WHEREFORE, the Petition for Review on Certiorari is DENIED. The February 26, 2015 Decision and the July 15, 2015 Resolution of the Court of Appeals in CA-G.R. SP No. 07820, are hereby AFFIRMED.


Leonen, (Chairperson), Inting, Gaerlan,* and J. Lopez, JJ., concur.

* Designated as additional Member per raffle dated December 21, 2020 vice J. Delos Santos who recused himself for having penned the assailed Decision and Resolution of the Court of Appeals.

[1] Rollo, pp. 9-29.

[2] Id. at 32-46; penned by Associate Justice Edgardo L. Delos Santos (now a Member of this Court) and concurred in by Associate Justices Ma. Luisa Quijano-Padilla and Marie Christine Azcarraga-Jacob.

[3] Id. at 49-50; penned by Associate Justice Edgardo L. Delos Santos (now a Member of this Court) and concurred in by Associate Justices Renato C. Francisco and Marie Christine Azcarraga-Jacob.

[4] Id. at 33.

[5] Id. at 13.

[6] Id.

[7] Id. at 33.

[8] Id.

[9] Id.

[10] Id. at 13.

[11] Id. at 14.

[12] Id. at 14-15.

[13] Id. at 15.

[14] Id. at 61.

[15] Id.

[16] Id.

[17] Id. at 79.

[18] Id.

[19] Id. at 84.

[20] Id.

[21] Id.

[22] Id. at 94-103.

[23] Id. at 102.

[24] Id. at 147-157.

[25] Id. at 166-171.

[26] Id. at 171.

[27] Id. at 172-182.

[28] Id. at 190-193.

[29] Id. at 194-219.

[30] Id. at 45.

[31] Id. at 49-50.

[32] 513 Phil. 329 (2005).

[33] Id. at 335.

[34] Id. at 336.

[35] 723 Phil. 495 (2013).

[36] Id. at 513.

[37] Rollo, p. 67.

[38] Id.

[39] "clinical" <> (visited July 3, 2020).

[40] "clinical" <> (visited July 3, 2020).

[41] SPI Technologies, Inc. v. Mapua, 731 Phil. 480, 498 (2014).

[42] Id.

[43] Brent School, Inc. v. Zamora, 260 Phil. 747 (1990).

[44] 544 Phil. 721 (2007).

[45] Id. at 728.

[46] Rollo, at pp. 328 & 332.

[47] Saint Mary's University v. Court of Appeals, 493 Phil. 232, 239 (2005).

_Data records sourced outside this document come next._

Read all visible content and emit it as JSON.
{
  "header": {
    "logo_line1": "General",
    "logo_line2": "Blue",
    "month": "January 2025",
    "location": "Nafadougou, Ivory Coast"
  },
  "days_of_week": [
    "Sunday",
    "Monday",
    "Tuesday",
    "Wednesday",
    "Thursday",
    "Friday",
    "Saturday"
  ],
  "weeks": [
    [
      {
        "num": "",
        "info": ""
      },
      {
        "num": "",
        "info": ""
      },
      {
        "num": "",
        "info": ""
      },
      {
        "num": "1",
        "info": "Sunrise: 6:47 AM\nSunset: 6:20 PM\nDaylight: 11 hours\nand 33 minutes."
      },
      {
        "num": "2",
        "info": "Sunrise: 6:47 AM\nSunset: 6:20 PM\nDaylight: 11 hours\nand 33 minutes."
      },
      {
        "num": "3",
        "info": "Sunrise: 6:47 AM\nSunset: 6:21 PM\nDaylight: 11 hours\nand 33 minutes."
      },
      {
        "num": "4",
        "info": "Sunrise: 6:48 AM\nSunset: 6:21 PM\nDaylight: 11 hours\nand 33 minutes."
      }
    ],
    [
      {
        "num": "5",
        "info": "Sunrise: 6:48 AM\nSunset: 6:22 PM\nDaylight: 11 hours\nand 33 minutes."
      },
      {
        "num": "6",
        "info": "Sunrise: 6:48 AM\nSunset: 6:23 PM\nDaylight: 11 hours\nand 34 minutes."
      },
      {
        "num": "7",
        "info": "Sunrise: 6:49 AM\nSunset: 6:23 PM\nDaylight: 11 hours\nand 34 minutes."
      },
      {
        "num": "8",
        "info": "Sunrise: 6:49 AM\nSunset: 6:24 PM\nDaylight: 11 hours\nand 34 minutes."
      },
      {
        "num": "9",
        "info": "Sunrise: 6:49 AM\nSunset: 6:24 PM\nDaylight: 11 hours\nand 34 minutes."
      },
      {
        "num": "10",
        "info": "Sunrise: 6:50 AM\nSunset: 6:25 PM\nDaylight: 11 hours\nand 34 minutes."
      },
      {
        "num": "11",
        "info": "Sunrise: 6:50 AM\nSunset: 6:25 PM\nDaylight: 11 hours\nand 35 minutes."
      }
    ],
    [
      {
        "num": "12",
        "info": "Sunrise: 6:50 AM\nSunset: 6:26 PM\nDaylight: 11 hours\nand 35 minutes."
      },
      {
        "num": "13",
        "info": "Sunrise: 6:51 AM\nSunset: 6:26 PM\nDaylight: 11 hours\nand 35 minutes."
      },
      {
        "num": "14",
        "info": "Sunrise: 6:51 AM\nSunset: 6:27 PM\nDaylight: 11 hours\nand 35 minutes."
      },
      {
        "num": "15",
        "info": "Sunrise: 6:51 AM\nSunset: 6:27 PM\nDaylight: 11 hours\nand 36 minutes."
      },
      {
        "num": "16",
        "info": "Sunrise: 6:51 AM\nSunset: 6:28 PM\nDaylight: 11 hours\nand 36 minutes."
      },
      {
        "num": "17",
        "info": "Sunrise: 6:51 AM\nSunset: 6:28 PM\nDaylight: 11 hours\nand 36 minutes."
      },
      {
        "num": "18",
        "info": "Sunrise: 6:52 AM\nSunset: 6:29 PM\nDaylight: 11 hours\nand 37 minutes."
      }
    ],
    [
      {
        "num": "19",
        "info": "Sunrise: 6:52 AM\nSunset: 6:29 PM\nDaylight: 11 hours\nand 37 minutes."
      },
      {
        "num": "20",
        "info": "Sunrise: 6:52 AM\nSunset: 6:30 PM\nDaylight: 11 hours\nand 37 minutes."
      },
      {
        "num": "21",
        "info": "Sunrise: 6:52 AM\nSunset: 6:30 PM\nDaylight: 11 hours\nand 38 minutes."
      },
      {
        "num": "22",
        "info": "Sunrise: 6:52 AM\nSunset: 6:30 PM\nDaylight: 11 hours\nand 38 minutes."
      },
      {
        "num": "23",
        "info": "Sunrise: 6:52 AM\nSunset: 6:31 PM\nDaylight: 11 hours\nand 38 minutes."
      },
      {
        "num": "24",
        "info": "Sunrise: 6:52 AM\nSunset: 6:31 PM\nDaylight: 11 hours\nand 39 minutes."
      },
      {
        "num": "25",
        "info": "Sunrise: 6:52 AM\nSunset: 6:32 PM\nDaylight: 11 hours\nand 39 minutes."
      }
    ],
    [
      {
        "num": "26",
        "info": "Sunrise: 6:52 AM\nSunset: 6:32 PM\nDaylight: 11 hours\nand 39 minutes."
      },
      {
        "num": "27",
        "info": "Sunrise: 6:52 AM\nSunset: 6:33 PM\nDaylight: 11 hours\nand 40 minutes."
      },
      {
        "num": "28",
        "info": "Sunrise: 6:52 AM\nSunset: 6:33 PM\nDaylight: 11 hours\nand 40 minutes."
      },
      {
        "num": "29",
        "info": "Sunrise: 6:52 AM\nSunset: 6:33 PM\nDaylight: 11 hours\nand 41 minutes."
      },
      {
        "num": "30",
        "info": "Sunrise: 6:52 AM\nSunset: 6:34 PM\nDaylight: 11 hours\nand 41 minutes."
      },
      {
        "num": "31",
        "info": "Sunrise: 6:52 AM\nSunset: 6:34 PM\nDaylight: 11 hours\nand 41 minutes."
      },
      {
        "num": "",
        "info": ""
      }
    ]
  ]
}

[48] Fontana Resort and Country Club, Inc. v. Spouses Tan, 680 Phil. 395, 412 (2012).

[49] Rollo, pp. 25-27.

[50] Id. at 22-23.

[51] Id. at 13-14.